Fixing Atari's QWAK! (1974)

Atari's QWAK! is the third arcade PCB I bought.

I didn't let my current inability to fix the Olympic Tennis boards prevent me from buying more boards.

I bought this board from the guys at QuarterArcade, with the intention of dumping the ROM, to make it publicly available.

I wanted to dump the ROM so badly, because nobody on the Vintage Arcade Preservation Society's website had marked theirs as working.


Here is the circuit board. This picture is from the Ebay listing for the item I bought.

Source: QuarterArcade

Somehow, the pic from the Ebay listing is still on the internet. Do a quick search:Atari QWAK! pcb.

Oh, wait. I put it on the internet. *FACEPALM*


The schematic on the internet is for the Revision - "F".
From looking at my board, I have the earlier Revision - "C".

(I have already done some repairs to the board.)


After I made a test rig, this is what appeared:


It's not impossible to tell, this board has problems.

  1. No score area
  2. No buzzing sound complaining that someone stole the light gun.
  3. No sound
  4. No duck
  5. The screen is not a solid grey

Later, I discovered:

  1. No ROM Output
  2. -12 volts is not present
  3. The duck is there, but something about the enable isn't right...
  4. The game can't be coined up

Since this was before I became proficient at TTL by creating PERISCOPE, I was very clueless but optomistic about fixing this.

So, I just started piggybacking chips. That was literally my method of finding bad chips.

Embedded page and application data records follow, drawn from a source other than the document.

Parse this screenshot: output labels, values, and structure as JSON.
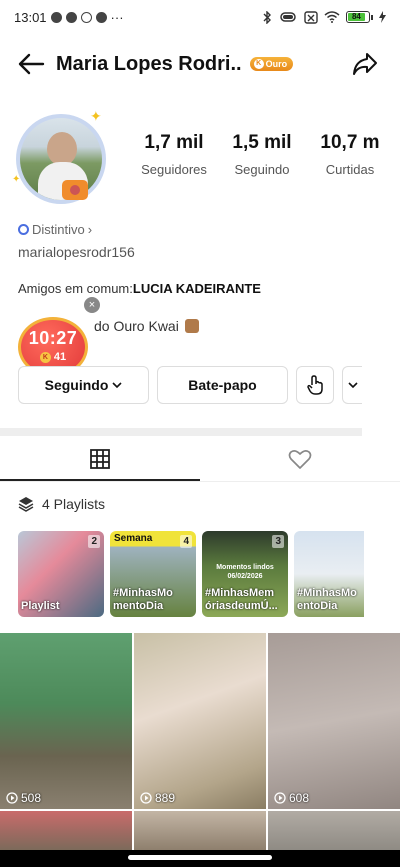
{
  "status_bar": {
    "time": "13:01",
    "dots": "···",
    "battery": "84"
  },
  "header": {
    "title": "Maria Lopes Rodri..",
    "badge": "Ouro"
  },
  "stats": [
    {
      "value": "1,7 mil",
      "label": "Seguidores"
    },
    {
      "value": "1,5 mil",
      "label": "Seguindo"
    },
    {
      "value": "10,7 m",
      "label": "Curtidas"
    }
  ],
  "profile": {
    "distintivo": "Distintivo",
    "username": "marialopesrodr156",
    "mutual_prefix": "Amigos em comum:",
    "mutual_name": "LUCIA KADEIRANTE",
    "ouro_text": "do Ouro Kwai"
  },
  "timer": {
    "time": "10:27",
    "coins": "41"
  },
  "actions": {
    "follow": "Seguindo",
    "chat": "Bate-papo"
  },
  "playlists": {
    "header": "4 Playlists",
    "items": [
      {
        "count": "2",
        "text": "Playlist",
        "top": "",
        "mid": ""
      },
      {
        "count": "4",
        "text": "#MinhasMo mentoDia",
        "top": "Semana",
        "mid": ""
      },
      {
        "count": "3",
        "text": "#MinhasMem óriasdeumÚ...",
        "top": "",
        "mid": "Momentos lindos 06/02/2026"
      },
      {
        "count": "",
        "text": "#MinhasMo entoDia",
        "top": "",
        "mid": ""
      }
    ]
  },
  "videos": [
    {
      "views": "508"
    },
    {
      "views": "889"
    },
    {
      "views": "608"
    }
  ]
}
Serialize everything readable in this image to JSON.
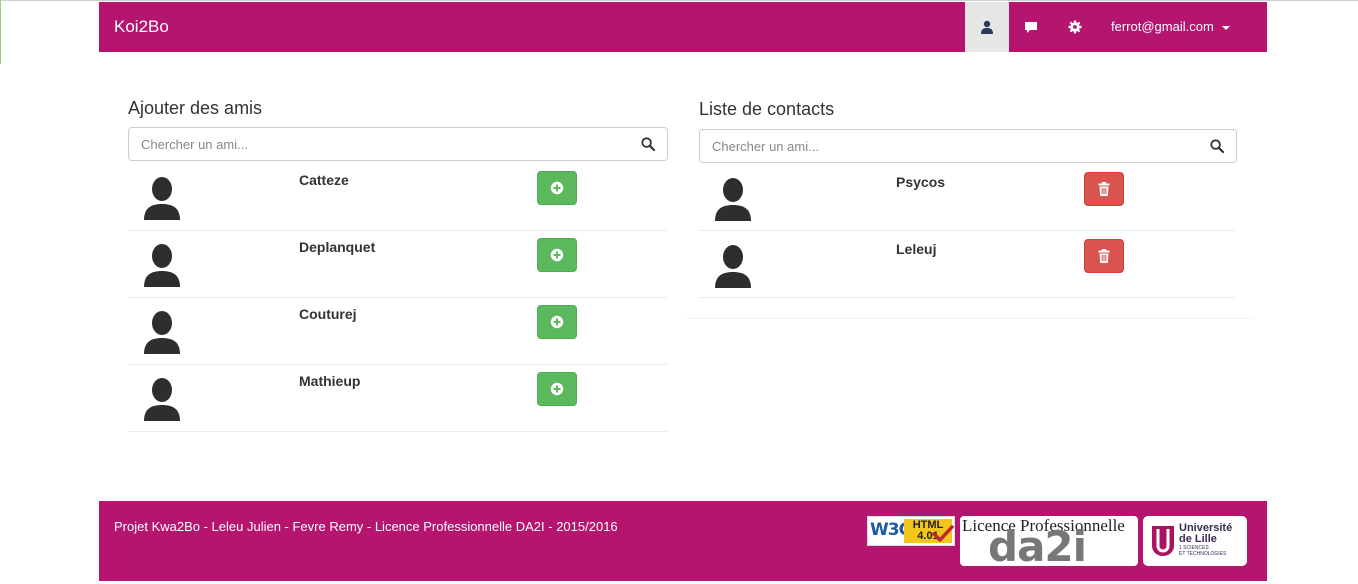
{
  "navbar": {
    "brand": "Koi2Bo",
    "profile_icon": "user-icon",
    "messages_icon": "comment-icon",
    "settings_icon": "gear-icon",
    "user_email": "ferrot@gmail.com"
  },
  "add_friends": {
    "title": "Ajouter des amis",
    "search_placeholder": "Chercher un ami...",
    "people": [
      {
        "name": "Catteze",
        "action_icon": "plus-circle-icon"
      },
      {
        "name": "Deplanquet",
        "action_icon": "plus-circle-icon"
      },
      {
        "name": "Couturej",
        "action_icon": "plus-circle-icon"
      },
      {
        "name": "Mathieup",
        "action_icon": "plus-circle-icon"
      }
    ]
  },
  "contacts": {
    "title": "Liste de contacts",
    "search_placeholder": "Chercher un ami...",
    "people": [
      {
        "name": "Psycos",
        "action_icon": "trash-icon"
      },
      {
        "name": "Leleuj",
        "action_icon": "trash-icon"
      }
    ]
  },
  "footer": {
    "text": "Projet Kwa2Bo - Leleu Julien - Fevre Remy - Licence Professionnelle DA2I - 2015/2016",
    "w3c_badge": {
      "w3c": "W3C",
      "html": "HTML",
      "version": "4.01"
    },
    "lp_logo": {
      "line1": "Licence Professionnelle",
      "line2": "da2i"
    },
    "univ_logo": {
      "line1": "Université",
      "line2": "de Lille",
      "line3": "1 SCIENCES",
      "line4": "ET TECHNOLOGIES"
    }
  },
  "colors": {
    "brand": "#b5156f",
    "add": "#5cb85c",
    "delete": "#d9534f"
  }
}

Go me.

Later, I was able to realize that I wasn't going to get the game working without the -12 volts being outputted by the negative voltage circuit.

So, I began focusing my efforts there.

After replacing (almost) all the capacitors in the negative voltage circuit, I decided that I needed to replace the zeener diode, and the ua741. It was after that, I realized that a replacement for the ua741 was the NTE941M. I replaced it and the zeener diode.

While replacing the zeener diode, I realized there was some wierd sort of resistor put where the diode was supposed to be.

See? That is clearly a diode symbol.

Boom. Replaced.


After replacing all that, it still didn't work.

By the way, I feel I should mention that this all is happening about half a year after I bought it, and after I replaced about 20 chips... [Insert sheepish grin :)]

Anyway, I'm out of ideas. I replaced the first capacitor in the circuit, but there is no negative voltage present there.

There is a transistor, Q1, at the top right of the board. All of the pins are reading ~1 volt, so maybe I need to replace it?

If that doesn't do it, I don't know what will...

Help me, Obi-Wan-Ken-2N5193/NTE185-Obi. You are my only hope.

I replaced it, and it still doesn't work. Where is a nuke gif when you need one?

I should probably mention that unconnected pads come off easily when desoldering.

(Hey? It's not like I'm trying to damage my board or anything. I'm looking into alternatives for sucking up solder to see If I can prevent that.)


Okay. I have (unintentionally) shotgunned the whole negative voltage circuit. It still doesn't work.

Maybe there is some other reason why it doesn't work?

At this point, it occurred to me that I have never seen a negative voltage circuit with a straight-up DC power supply input. They always have used an AC supply. I am using a DC benchtop power supply. Maybe that's the problem?

I read the section on negative voltage supplies in Practical Electronics for Inventors by Paul Schertz and Simon Monk, and it basically gave me the message that you can never use DC power supplies to power a negative voltage circuit. I plan on buying some center-tapped transformers to see if that solves the problem.





This page was last updated 7/7/2018